I am just a patient, not a psychiatrist, but in my opinion, your psychiatrist is NOT asking for details because he/she is a voyeur. I think he'd want to "walk" with you through the feelings and understand what you went through. You might not be giving enough detail.

A counter example:
Sometimes my psychiatrist actually interrupts my stories and asks me my feelings about the situation because I tend to be too detached from the painful feelings and he's trying to get me to connect with the feelings.

antiSWer said...

That's one of the few things I like about people is what they do. I don't much like interacting with them, but I sure do like hearing about their interactions with others. ;)

Oh, and people-watching in a cafe makes the coffee taste SO much better...

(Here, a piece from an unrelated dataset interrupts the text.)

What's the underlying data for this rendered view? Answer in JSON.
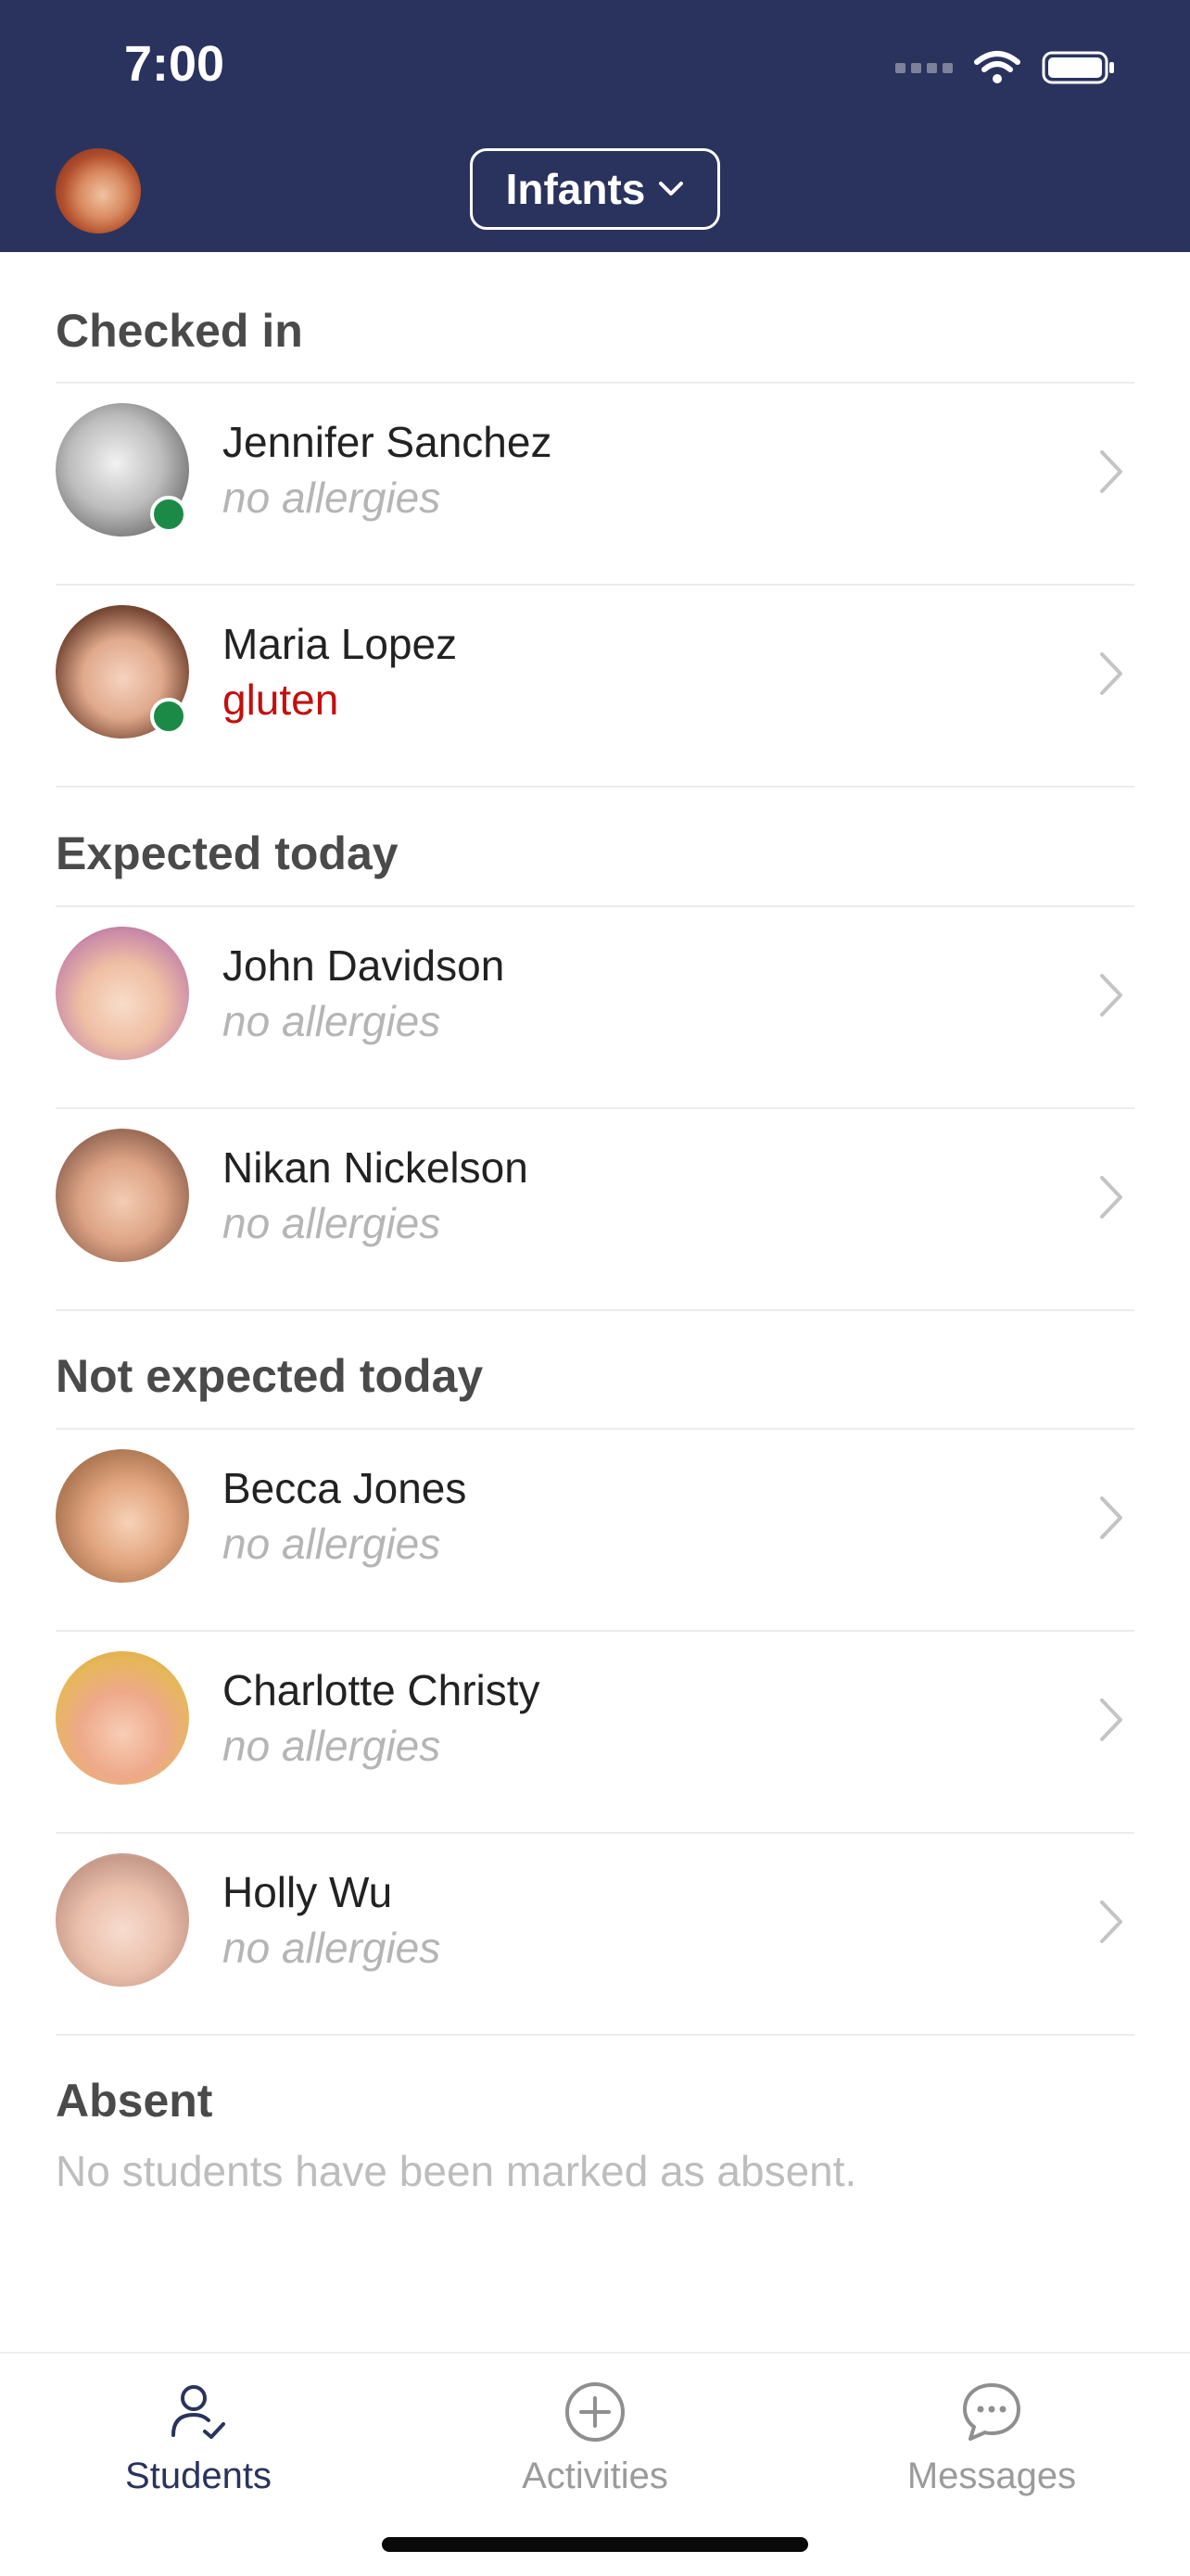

Anonymous said...

As a psychiatrist, I certainly agree, such that there is often a bit of a lurch between listening and intervening (or trying to, more commonly). It's like you happen to overhear a juicy conversation in a restaurant, and then one of the talkers turns to you and says, "So what do you recommend?" You can say "Tell me more" only so many times...

Anonymous said...

Don't you wonder how they knew you were listening? :)

Anonymous said...

Actually I had a recent reminder that listening is 90% of this peculiar psychiatry business.

I moved away from a practice this summer, and several people for whom I regrettably felt that I had been able to do very little if anything in a therapeutic sense (they were unfortunate folks, referred originally for ECT) nonetheless thanked me profusely for everything I had done.

I felt like saying, "But I have done nothing," but that would have ruined it. The point is not that they were fooled, or that I'm so great (I feel that if I can't be a good listener I need to seek another line of work), but rather that they had in fact gotten something worthwhile.

Roy said...

I'm not so interested in people's lives per se, as I am interested in helping them improve their lives. So, for instance, I have absolutely no interest in the latest happenings with Britney or Angelina or Brad or Justin.

That being said, in college I really got into The Edge of Night soap opera. I loved the characters, especially Raven and the big bald guy, Gunther Wagner.

Kindyland said...

Probably best that you don't participate. Watch out for when they start flaming one another for putting their kid in a pack-n-play or not breastfeeding for 165903 years. I was a member of one of those groups once. It didn't end pretty. I'll stick to anonymous email groups. It's easier to change a username than a home address.

ClinkShrink said...

I don't scold patients but I can tell you that even the gentlest, most tactful observation can feel like a reprimand for some folks. You just don't know which patient that's going to be. I sometimes lead in to my observation with, "I know you don't need me to tell you this, but..." and then I tell them. You have to at least try, I think.

Also, my nine year old Mac is finally going on the fritz so my Internet access is a bit iffy these days. I'll get on when I can.

I've got my eye on a 24" iMac.

Unknown said...


I have always used my interest in other people's stories to justify my love of soap operas as a form of continuing medical education.

Roy, The Edge of Night was a killer soap. I miss it.

Neonursechic, I always try to ask myself why I want to know something when I ask a patient a question. The details help me see through my patients' eyes.

Novalis said...

Voyeurism is a decent metaphor for therapeutic listening, but it's only a metaphor. If a therapist seems excessively nosy about seemingly irrelevant details (especially sexual ones!), it may be a sign that voyeurism is being undertaken a bit too literally.

Regarding "scolding," it seems to me that if one asks someone to do more than he or she is capable of, then one is merely shaming. But if one neglects to expect of someone something that he or she IS capable of, one is enabling. Steering between these two errors is the art of therapists, teachers, parents, and politicians (among others I'm sure).